Content starts

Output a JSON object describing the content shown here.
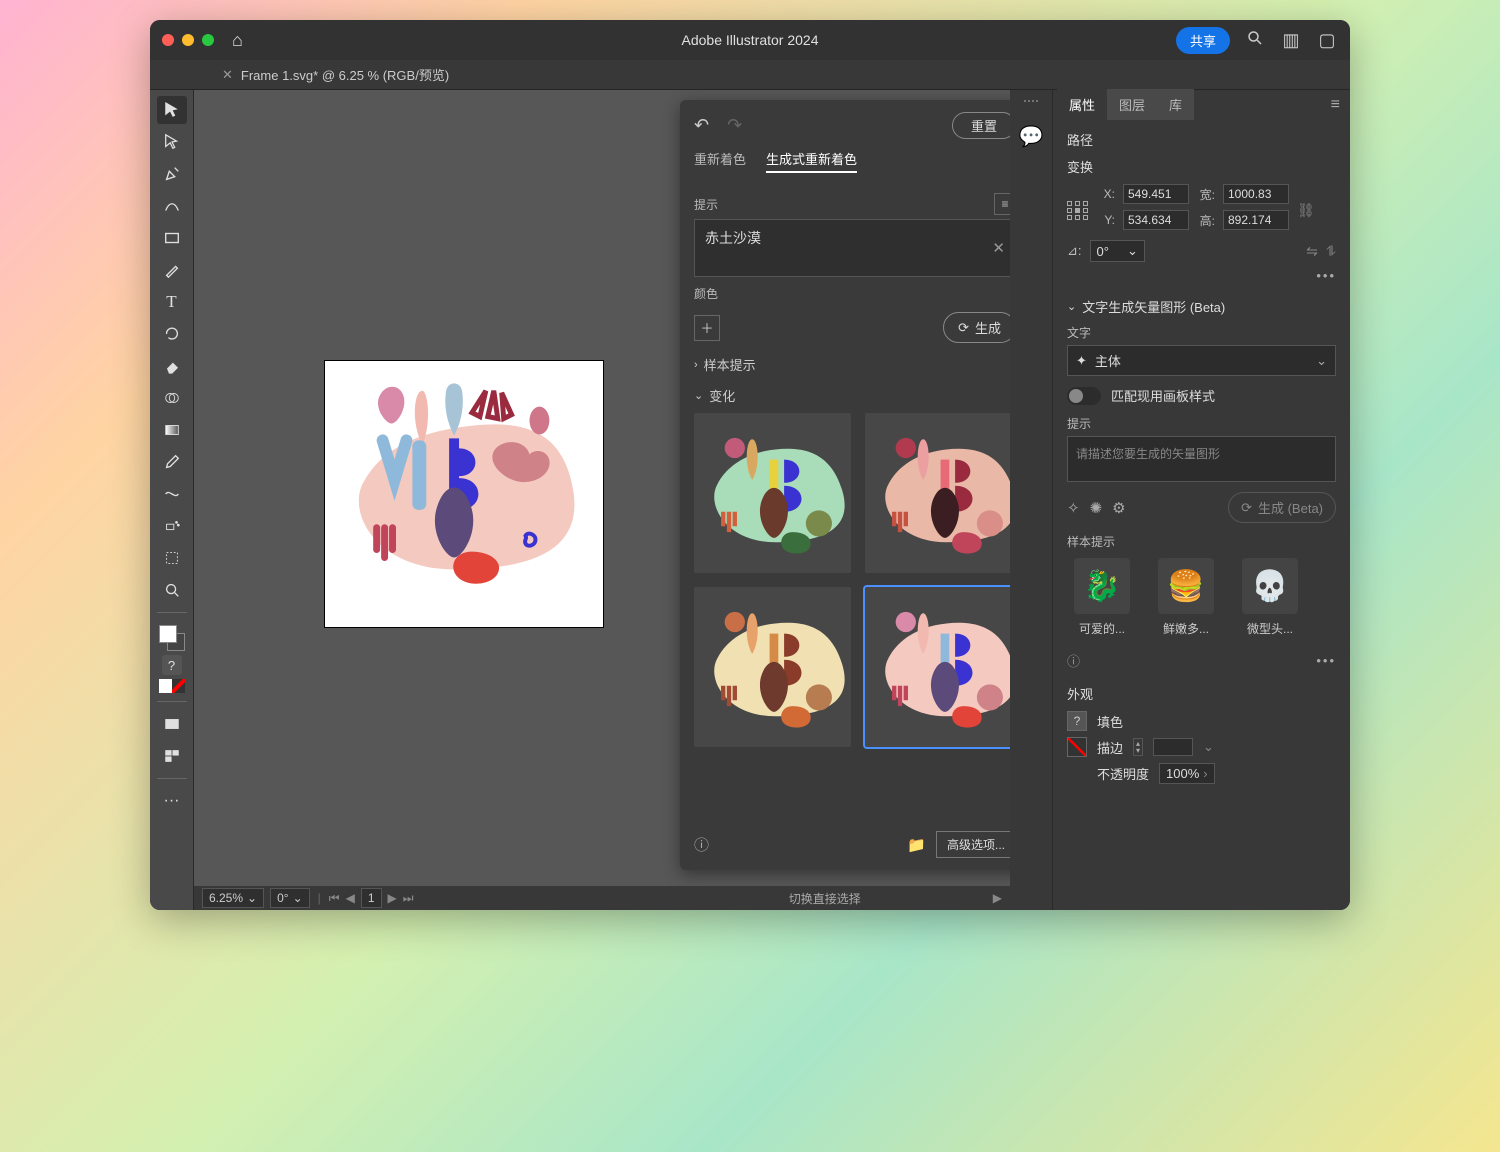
{
  "titlebar": {
    "app_title": "Adobe Illustrator 2024",
    "share": "共享"
  },
  "doc_tab": {
    "name": "Frame 1.svg* @ 6.25 % (RGB/预览)"
  },
  "status": {
    "zoom": "6.25%",
    "rotate": "0°",
    "artboard": "1",
    "hint": "切换直接选择"
  },
  "recolor": {
    "reset": "重置",
    "tab_recolor": "重新着色",
    "tab_gen": "生成式重新着色",
    "prompt_label": "提示",
    "prompt_value": "赤土沙漠",
    "color_label": "颜色",
    "generate": "生成",
    "samples": "样本提示",
    "variations": "变化",
    "advanced": "高级选项..."
  },
  "panels": {
    "tab_props": "属性",
    "tab_layers": "图层",
    "tab_libs": "库",
    "path": "路径",
    "transform": "变换",
    "x_lab": "X:",
    "x": "549.451",
    "y_lab": "Y:",
    "y": "534.634",
    "w_lab": "宽:",
    "w": "1000.83",
    "h_lab": "高:",
    "h": "892.174",
    "angle": "0°",
    "gen_section": "文字生成矢量图形 (Beta)",
    "text_lab": "文字",
    "subject": "主体",
    "match_artboard": "匹配现用画板样式",
    "prompt_lab": "提示",
    "prompt_ph": "请描述您要生成的矢量图形",
    "gen_btn": "生成 (Beta)",
    "samples_lab": "样本提示",
    "sample1": "可爱的...",
    "sample2": "鲜嫩多...",
    "sample3": "微型头...",
    "appearance": "外观",
    "fill": "填色",
    "stroke": "描边",
    "opacity": "不透明度",
    "opacity_val": "100%"
  }
}
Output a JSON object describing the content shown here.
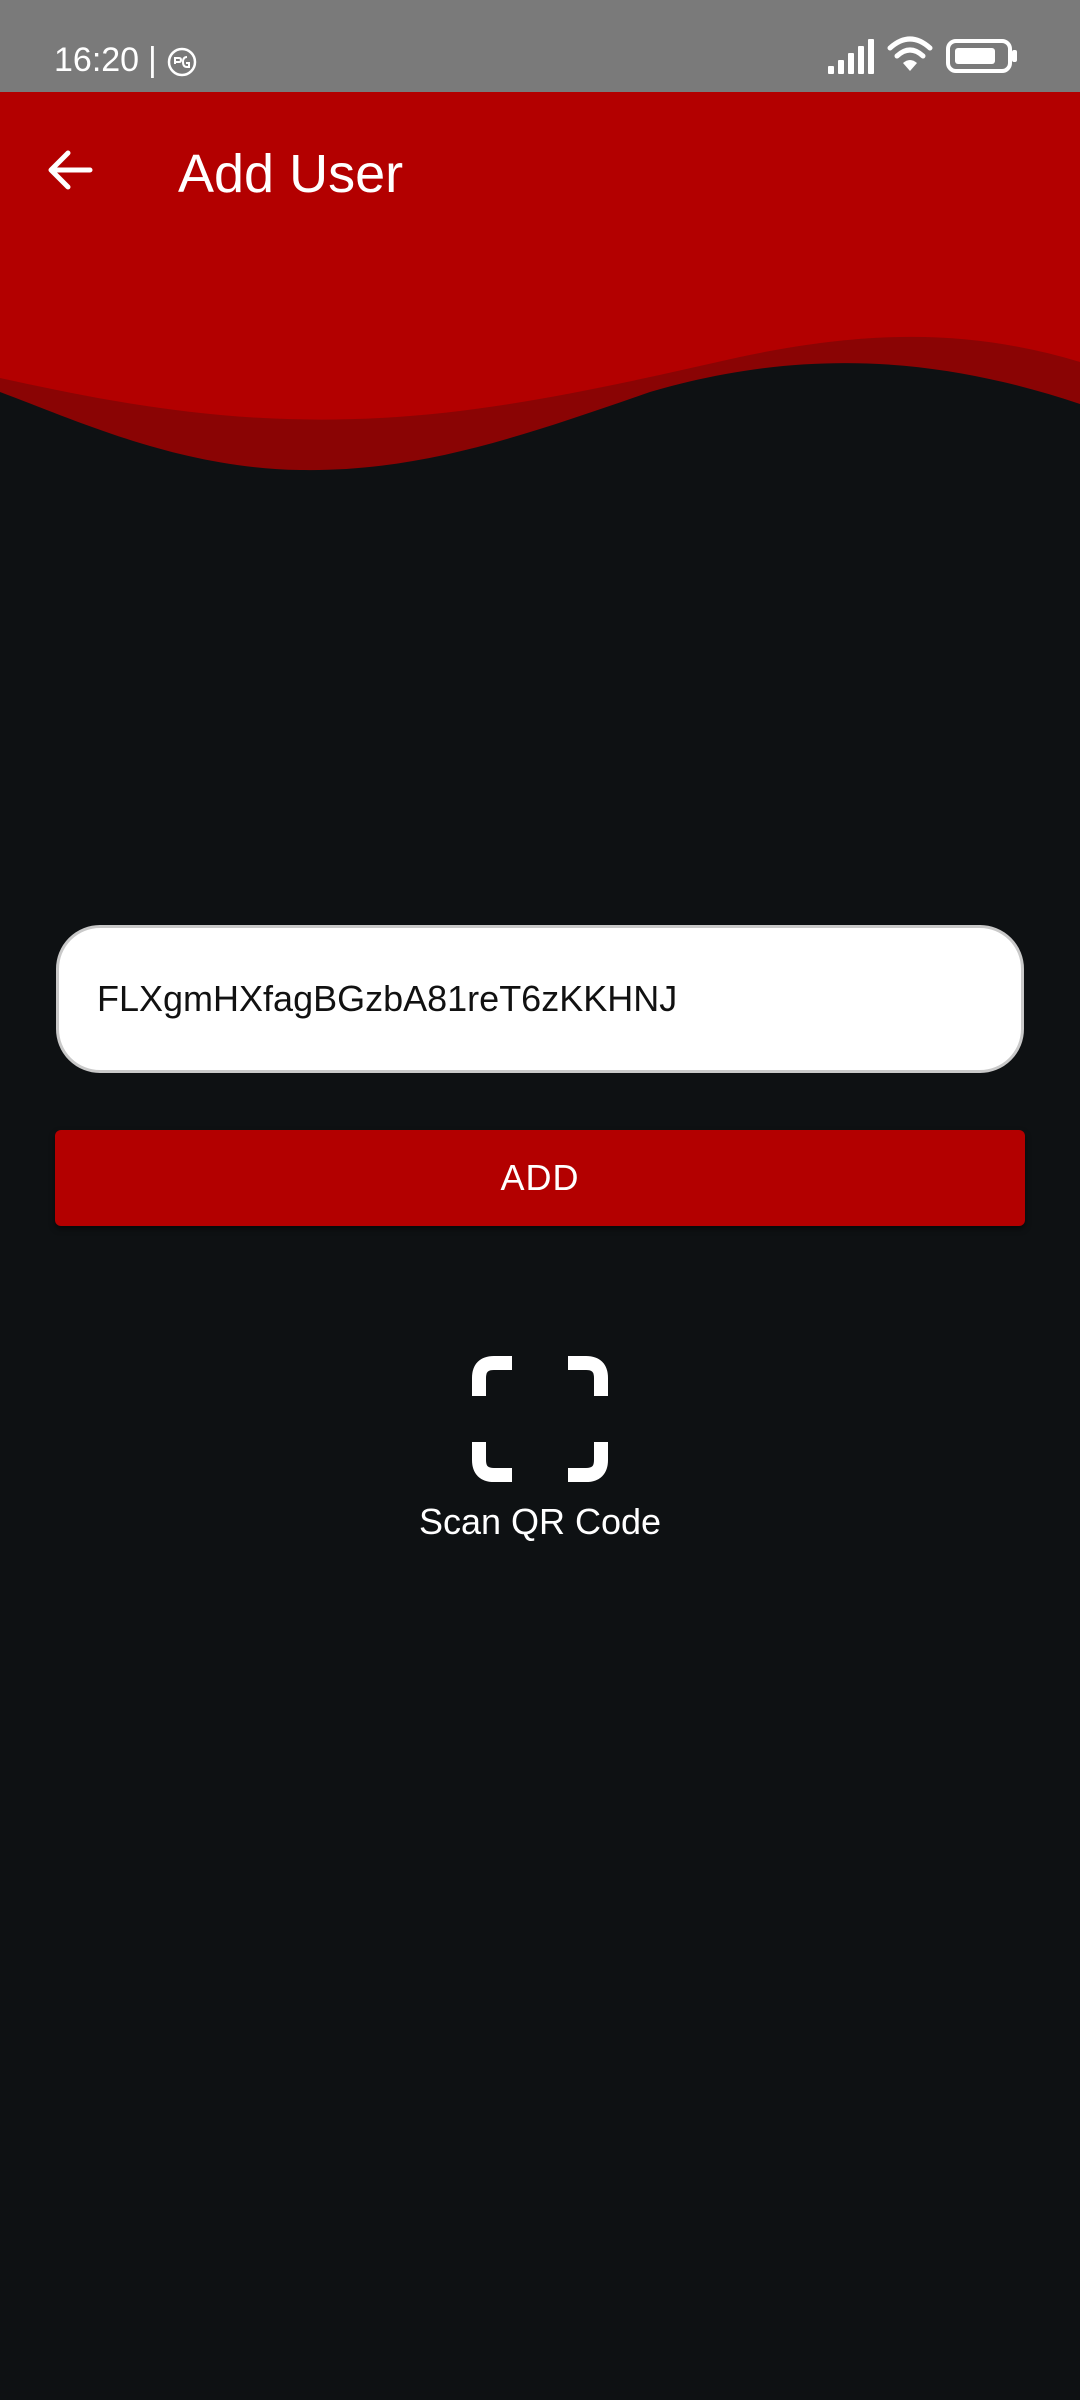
{
  "status_bar": {
    "time": "16:20",
    "separator": "|",
    "icons": [
      "pgp-icon",
      "signal-icon",
      "wifi-icon",
      "battery-icon"
    ]
  },
  "header": {
    "title": "Add User",
    "back_icon": "arrow-left-icon"
  },
  "form": {
    "user_id_value": "FLXgmHXfagBGzbA81reT6zKKHNJ",
    "add_label": "ADD"
  },
  "scan": {
    "label": "Scan QR Code",
    "icon": "scan-frame-icon"
  },
  "colors": {
    "accent": "#b30000",
    "accent_dark": "#8a0404",
    "background": "#0e1113",
    "status_bar": "#7a7a7a"
  }
}
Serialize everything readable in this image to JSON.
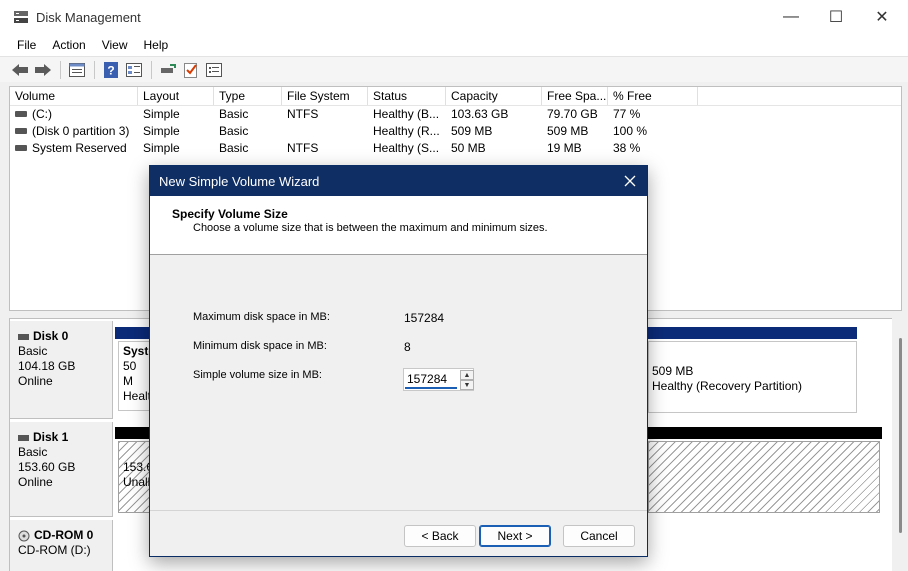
{
  "window": {
    "title": "Disk Management",
    "minimize": "—",
    "maximize": "☐",
    "close": "✕"
  },
  "menu": [
    "File",
    "Action",
    "View",
    "Help"
  ],
  "toolbar": {
    "icons": [
      "back-arrow-icon",
      "forward-arrow-icon",
      "properties-icon",
      "help-icon",
      "list-view-icon",
      "connect-disk-icon",
      "check-icon",
      "settings-panel-icon"
    ]
  },
  "volume_list": {
    "columns": [
      "Volume",
      "Layout",
      "Type",
      "File System",
      "Status",
      "Capacity",
      "Free Spa...",
      "% Free"
    ],
    "rows": [
      [
        "(C:)",
        "Simple",
        "Basic",
        "NTFS",
        "Healthy (B...",
        "103.63 GB",
        "79.70 GB",
        "77 %"
      ],
      [
        "(Disk 0 partition 3)",
        "Simple",
        "Basic",
        "",
        "Healthy (R...",
        "509 MB",
        "509 MB",
        "100 %"
      ],
      [
        "System Reserved",
        "Simple",
        "Basic",
        "NTFS",
        "Healthy (S...",
        "50 MB",
        "19 MB",
        "38 %"
      ]
    ]
  },
  "disks": {
    "disk0": {
      "name": "Disk 0",
      "type": "Basic",
      "size": "104.18 GB",
      "state": "Online"
    },
    "disk1": {
      "name": "Disk 1",
      "type": "Basic",
      "size": "153.60 GB",
      "state": "Online"
    },
    "cdrom": {
      "name": "CD-ROM 0",
      "type": "CD-ROM (D:)"
    }
  },
  "partitions": {
    "system_reserved": {
      "line1": "Syste",
      "line2": "50 M",
      "line3": "Healt"
    },
    "recovery": {
      "line1": "509 MB",
      "line2": "Healthy (Recovery Partition)"
    },
    "unallocated": {
      "line1": "153.60",
      "line2": "Unall"
    }
  },
  "dialog": {
    "title": "New Simple Volume Wizard",
    "heading": "Specify Volume Size",
    "subheading": "Choose a volume size that is between the maximum and minimum sizes.",
    "max_label": "Maximum disk space in MB:",
    "max_value": "157284",
    "min_label": "Minimum disk space in MB:",
    "min_value": "8",
    "size_label": "Simple volume size in MB:",
    "size_value": "157284",
    "back": "< Back",
    "next": "Next >",
    "cancel": "Cancel"
  },
  "colors": {
    "dialog_title": "#0f2e64",
    "partition_bar": "#0b2a78",
    "focus": "#1a5fb4"
  }
}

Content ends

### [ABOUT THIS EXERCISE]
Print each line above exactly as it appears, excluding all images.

### [ANSWER BELOW]
Output a JSON object describing the content shown here.
{
  "titlebar": {
    "app_title": "Adobe Illustrator 2024",
    "share": "共享"
  },
  "doc_tab": {
    "name": "Frame 1.svg* @ 6.25 % (RGB/预览)"
  },
  "status": {
    "zoom": "6.25%",
    "rotate": "0°",
    "artboard": "1",
    "hint": "切换直接选择"
  },
  "recolor": {
    "reset": "重置",
    "tab_recolor": "重新着色",
    "tab_gen": "生成式重新着色",
    "prompt_label": "提示",
    "prompt_value": "赤土沙漠",
    "color_label": "颜色",
    "generate": "生成",
    "samples": "样本提示",
    "variations": "变化",
    "advanced": "高级选项..."
  },
  "panels": {
    "tab_props": "属性",
    "tab_layers": "图层",
    "tab_libs": "库",
    "path": "路径",
    "transform": "变换",
    "x_lab": "X:",
    "x": "549.451",
    "y_lab": "Y:",
    "y": "534.634",
    "w_lab": "宽:",
    "w": "1000.83",
    "h_lab": "高:",
    "h": "892.174",
    "angle": "0°",
    "gen_section": "文字生成矢量图形 (Beta)",
    "text_lab": "文字",
    "subject": "主体",
    "match_artboard": "匹配现用画板样式",
    "prompt_lab": "提示",
    "prompt_ph": "请描述您要生成的矢量图形",
    "gen_btn": "生成 (Beta)",
    "samples_lab": "样本提示",
    "sample1": "可爱的...",
    "sample2": "鲜嫩多...",
    "sample3": "微型头...",
    "appearance": "外观",
    "fill": "填色",
    "stroke": "描边",
    "opacity": "不透明度",
    "opacity_val": "100%"
  }
}
Output a JSON object describing the content shown here.
{
  "status_bar": {
    "time": "16:20",
    "separator": "|",
    "icons": [
      "pgp-icon",
      "signal-icon",
      "wifi-icon",
      "battery-icon"
    ]
  },
  "header": {
    "title": "Add User",
    "back_icon": "arrow-left-icon"
  },
  "form": {
    "user_id_value": "FLXgmHXfagBGzbA81reT6zKKHNJ",
    "add_label": "ADD"
  },
  "scan": {
    "label": "Scan QR Code",
    "icon": "scan-frame-icon"
  },
  "colors": {
    "accent": "#b30000",
    "accent_dark": "#8a0404",
    "background": "#0e1113",
    "status_bar": "#7a7a7a"
  }
}
Serialize everything readable in this image to JSON.
{
  "window": {
    "title": "Disk Management",
    "minimize": "—",
    "maximize": "☐",
    "close": "✕"
  },
  "menu": [
    "File",
    "Action",
    "View",
    "Help"
  ],
  "toolbar": {
    "icons": [
      "back-arrow-icon",
      "forward-arrow-icon",
      "properties-icon",
      "help-icon",
      "list-view-icon",
      "connect-disk-icon",
      "check-icon",
      "settings-panel-icon"
    ]
  },
  "volume_list": {
    "columns": [
      "Volume",
      "Layout",
      "Type",
      "File System",
      "Status",
      "Capacity",
      "Free Spa...",
      "% Free"
    ],
    "rows": [
      [
        "(C:)",
        "Simple",
        "Basic",
        "NTFS",
        "Healthy (B...",
        "103.63 GB",
        "79.70 GB",
        "77 %"
      ],
      [
        "(Disk 0 partition 3)",
        "Simple",
        "Basic",
        "",
        "Healthy (R...",
        "509 MB",
        "509 MB",
        "100 %"
      ],
      [
        "System Reserved",
        "Simple",
        "Basic",
        "NTFS",
        "Healthy (S...",
        "50 MB",
        "19 MB",
        "38 %"
      ]
    ]
  },
  "disks": {
    "disk0": {
      "name": "Disk 0",
      "type": "Basic",
      "size": "104.18 GB",
      "state": "Online"
    },
    "disk1": {
      "name": "Disk 1",
      "type": "Basic",
      "size": "153.60 GB",
      "state": "Online"
    },
    "cdrom": {
      "name": "CD-ROM 0",
      "type": "CD-ROM (D:)"
    }
  },
  "partitions": {
    "system_reserved": {
      "line1": "Syste",
      "line2": "50 M",
      "line3": "Healt"
    },
    "recovery": {
      "line1": "509 MB",
      "line2": "Healthy (Recovery Partition)"
    },
    "unallocated": {
      "line1": "153.60",
      "line2": "Unall"
    }
  },
  "dialog": {
    "title": "New Simple Volume Wizard",
    "heading": "Specify Volume Size",
    "subheading": "Choose a volume size that is between the maximum and minimum sizes.",
    "max_label": "Maximum disk space in MB:",
    "max_value": "157284",
    "min_label": "Minimum disk space in MB:",
    "min_value": "8",
    "size_label": "Simple volume size in MB:",
    "size_value": "157284",
    "back": "< Back",
    "next": "Next >",
    "cancel": "Cancel"
  },
  "colors": {
    "dialog_title": "#0f2e64",
    "partition_bar": "#0b2a78",
    "focus": "#1a5fb4"
  }
}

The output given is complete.